In fact, I had some problems with the book's plot, which meandered a little to much for me, especially in the middle. Cooper seemed so intent on building her world and fleshing it out, as well as focusing on creating and embellishing the framework for the two faces of Cherry, that the serious threads of external plot conflict often fell to the wayside.
When the storyline started to focus too long on Cherry's role in Society above the drift, including frequent and robust descriptions of hair, clothing, rooms, characters, and the like, I felt my attention waning. For all that the pictures were well painted and the life she led was just as valid as the one below, just as vital to grasping the whole of her character...well...I got a little bored with it. Below the drift was just more interesting to me.
Maybe because Hawke was below the drift. Micajah Hawke. He definitely held my interest. He is just as dual-natured as Cherry herself, but he's in a class all his own. Mysterious, seductive, urbane on one hand, and masculine, hard-working, intensely focused on the other. Unlike Cherry, who often suffers from the perils of her youth, Hawke is in all ways adult. World-wise, jaded, and very, very uncompromising. He is darkness personified, a darkness that both revels in and reviles that which seeks its shadowy embrace.
The relationship, such as it is, between Hawke and Cherry reminded me of the early books in Karen Marie Moning's Fever series, because Micajah Hawke could be Jericho Z. Barrons' equally inscrutable but slightly less immortal brother. And at every single one of Hawke's tight-jawed, "Miss Black" utterances, I heard "Miss Lane" echoing in Barron's deep voice.
Less fortunately, Cherry reminded me of Mac in more ways than one.

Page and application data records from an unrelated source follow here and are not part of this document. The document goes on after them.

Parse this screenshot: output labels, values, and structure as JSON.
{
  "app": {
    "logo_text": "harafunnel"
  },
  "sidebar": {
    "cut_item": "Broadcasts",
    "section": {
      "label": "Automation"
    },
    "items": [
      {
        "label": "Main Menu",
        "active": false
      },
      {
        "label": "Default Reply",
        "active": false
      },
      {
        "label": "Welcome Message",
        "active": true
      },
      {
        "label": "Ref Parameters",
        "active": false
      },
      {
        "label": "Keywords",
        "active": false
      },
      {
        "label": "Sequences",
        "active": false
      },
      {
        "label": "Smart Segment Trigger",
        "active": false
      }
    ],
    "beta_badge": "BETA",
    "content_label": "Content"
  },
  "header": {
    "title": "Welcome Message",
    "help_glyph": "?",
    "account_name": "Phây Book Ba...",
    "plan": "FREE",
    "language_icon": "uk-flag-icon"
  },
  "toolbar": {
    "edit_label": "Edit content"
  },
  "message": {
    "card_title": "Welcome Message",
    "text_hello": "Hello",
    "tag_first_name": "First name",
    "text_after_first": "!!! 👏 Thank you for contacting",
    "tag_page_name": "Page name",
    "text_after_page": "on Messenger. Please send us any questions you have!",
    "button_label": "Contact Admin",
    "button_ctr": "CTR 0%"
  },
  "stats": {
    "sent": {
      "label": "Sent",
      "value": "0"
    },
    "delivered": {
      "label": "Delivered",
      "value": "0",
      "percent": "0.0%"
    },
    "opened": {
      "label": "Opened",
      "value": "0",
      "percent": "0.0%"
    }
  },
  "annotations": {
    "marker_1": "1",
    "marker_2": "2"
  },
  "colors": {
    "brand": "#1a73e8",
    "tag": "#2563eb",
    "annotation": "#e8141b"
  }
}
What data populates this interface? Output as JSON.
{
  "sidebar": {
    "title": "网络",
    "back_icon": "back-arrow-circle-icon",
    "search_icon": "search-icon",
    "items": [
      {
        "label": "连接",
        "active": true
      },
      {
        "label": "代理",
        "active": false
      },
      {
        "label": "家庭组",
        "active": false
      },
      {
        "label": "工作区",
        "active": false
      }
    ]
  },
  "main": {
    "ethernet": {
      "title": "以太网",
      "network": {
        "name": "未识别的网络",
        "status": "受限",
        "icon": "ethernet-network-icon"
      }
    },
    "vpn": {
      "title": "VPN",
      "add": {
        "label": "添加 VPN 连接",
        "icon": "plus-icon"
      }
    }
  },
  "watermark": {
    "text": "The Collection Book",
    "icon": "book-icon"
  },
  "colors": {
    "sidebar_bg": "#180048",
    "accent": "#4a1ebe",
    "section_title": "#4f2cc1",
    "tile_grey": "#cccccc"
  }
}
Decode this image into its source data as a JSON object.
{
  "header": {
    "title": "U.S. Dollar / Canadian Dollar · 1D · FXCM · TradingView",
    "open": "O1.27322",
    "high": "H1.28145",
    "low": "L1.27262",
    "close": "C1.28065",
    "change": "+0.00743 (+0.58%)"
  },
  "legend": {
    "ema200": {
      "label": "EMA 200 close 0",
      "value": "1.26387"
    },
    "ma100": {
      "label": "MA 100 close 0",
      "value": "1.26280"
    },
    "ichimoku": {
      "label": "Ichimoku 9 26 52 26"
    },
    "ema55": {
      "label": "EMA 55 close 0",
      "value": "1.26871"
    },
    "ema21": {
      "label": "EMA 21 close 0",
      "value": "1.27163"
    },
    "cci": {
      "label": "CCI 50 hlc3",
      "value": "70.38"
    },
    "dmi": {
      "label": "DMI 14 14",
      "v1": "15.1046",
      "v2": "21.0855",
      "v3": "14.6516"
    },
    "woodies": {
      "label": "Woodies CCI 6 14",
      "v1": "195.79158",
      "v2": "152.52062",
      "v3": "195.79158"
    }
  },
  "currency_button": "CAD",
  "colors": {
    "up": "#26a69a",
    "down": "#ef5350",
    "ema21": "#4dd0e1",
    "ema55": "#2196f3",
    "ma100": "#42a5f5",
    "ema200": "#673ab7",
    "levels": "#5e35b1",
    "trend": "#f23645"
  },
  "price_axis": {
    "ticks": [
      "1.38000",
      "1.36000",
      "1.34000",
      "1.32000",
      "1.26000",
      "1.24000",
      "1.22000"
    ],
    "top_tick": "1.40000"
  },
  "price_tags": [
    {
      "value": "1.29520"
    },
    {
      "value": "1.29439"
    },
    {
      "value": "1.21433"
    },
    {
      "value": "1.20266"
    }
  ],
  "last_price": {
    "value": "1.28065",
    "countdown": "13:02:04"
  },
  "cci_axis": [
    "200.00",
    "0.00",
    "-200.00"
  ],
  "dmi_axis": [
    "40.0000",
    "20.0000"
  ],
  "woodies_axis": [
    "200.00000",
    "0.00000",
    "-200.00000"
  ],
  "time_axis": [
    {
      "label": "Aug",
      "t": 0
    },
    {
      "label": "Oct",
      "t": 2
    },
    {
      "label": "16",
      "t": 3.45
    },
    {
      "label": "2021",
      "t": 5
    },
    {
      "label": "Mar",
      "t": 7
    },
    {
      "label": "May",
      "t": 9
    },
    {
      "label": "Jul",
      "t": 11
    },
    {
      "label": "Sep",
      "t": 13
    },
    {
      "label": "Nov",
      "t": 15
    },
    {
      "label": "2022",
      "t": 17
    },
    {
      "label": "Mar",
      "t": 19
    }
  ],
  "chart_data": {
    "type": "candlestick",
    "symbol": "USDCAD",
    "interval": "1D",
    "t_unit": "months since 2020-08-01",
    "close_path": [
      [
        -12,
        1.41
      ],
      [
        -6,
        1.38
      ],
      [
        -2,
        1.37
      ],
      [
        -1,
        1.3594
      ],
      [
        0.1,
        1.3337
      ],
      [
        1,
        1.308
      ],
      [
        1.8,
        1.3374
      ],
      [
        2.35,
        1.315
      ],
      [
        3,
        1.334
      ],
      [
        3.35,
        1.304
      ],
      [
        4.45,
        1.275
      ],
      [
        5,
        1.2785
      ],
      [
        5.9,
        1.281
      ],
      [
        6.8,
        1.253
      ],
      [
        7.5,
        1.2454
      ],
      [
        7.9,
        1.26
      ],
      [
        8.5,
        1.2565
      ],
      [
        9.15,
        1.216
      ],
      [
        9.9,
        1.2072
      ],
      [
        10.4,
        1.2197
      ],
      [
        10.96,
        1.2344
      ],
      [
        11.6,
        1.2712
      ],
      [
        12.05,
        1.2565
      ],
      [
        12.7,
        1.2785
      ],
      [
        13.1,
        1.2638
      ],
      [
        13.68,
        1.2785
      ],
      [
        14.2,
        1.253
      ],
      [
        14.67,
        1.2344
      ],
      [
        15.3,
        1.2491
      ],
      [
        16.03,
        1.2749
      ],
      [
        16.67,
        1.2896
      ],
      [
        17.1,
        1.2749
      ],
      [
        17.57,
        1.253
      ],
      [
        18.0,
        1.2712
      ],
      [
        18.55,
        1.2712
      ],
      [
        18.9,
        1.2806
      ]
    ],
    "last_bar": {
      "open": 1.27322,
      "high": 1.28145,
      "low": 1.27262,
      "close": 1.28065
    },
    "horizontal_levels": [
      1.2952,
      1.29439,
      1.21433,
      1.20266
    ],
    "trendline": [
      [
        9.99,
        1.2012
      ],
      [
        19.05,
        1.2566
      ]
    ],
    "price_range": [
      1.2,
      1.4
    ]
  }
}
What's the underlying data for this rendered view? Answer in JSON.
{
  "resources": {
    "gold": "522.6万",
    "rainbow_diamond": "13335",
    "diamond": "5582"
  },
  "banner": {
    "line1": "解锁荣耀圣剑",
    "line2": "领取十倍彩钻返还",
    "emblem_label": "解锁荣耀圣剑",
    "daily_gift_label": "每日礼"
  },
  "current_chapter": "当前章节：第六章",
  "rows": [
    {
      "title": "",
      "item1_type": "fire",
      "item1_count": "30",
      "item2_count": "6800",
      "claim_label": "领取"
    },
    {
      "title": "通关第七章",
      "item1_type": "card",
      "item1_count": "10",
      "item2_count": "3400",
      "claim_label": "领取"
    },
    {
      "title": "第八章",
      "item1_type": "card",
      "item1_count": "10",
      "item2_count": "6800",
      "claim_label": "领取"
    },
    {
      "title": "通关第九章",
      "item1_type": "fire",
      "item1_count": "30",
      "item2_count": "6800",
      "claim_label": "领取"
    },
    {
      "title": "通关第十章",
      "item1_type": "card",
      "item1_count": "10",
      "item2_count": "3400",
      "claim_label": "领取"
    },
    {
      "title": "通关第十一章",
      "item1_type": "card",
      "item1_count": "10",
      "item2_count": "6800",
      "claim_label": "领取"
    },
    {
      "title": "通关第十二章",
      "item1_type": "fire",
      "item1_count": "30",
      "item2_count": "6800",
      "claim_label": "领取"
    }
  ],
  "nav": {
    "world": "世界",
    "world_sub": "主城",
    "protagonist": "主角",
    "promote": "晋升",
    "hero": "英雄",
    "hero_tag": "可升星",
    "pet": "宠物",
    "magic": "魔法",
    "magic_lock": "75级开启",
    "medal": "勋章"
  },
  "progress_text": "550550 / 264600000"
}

That's not quite a good thing, because I spent most of the Fever series in various stages of annoyance with Mac's immaturity, even as I loved her fighting nature, and that's exactly the vibe Cherry was throwing off in her own story (though, admittedly, to a much less annoying extent). If, however, Cherry and Hawke have nearly as incendiary a relationship as Moning's characters, well...I'll suck it up just as I did before, because that's one phenomenally bumpy and hellaciously fun ride.
Even with this being a series debut, with my expectations set to accept a certain number of unanswered questions, there were a few too many plot threads left unresolved or characters unexplained for me to be completely satisfied with the story itself. Because of that, my biggest issue with this book is that as a whole, it read more like a prelude or prologue to a series than it did a fully satisfying book that stands on its own merits. While one or two plot threads may have been tied up at the end, many more linger, and those that were tied up weren't really the most intriguing of the lot.
It was, however, exquisitely clever in its conception and beautiful in its construction. The characters are vibrant, complex, and complicated. The world they live in is deceptive and dangerous. For me, this debut just had a little too much focus on the series setup at the expense of story elements for the individual book. If the series progresses with a larger emphasis on story now that a majority of the setup is laid, The St. Croix Chronicles may very well be my next personal reading addiction and Cooper my newest must-read author.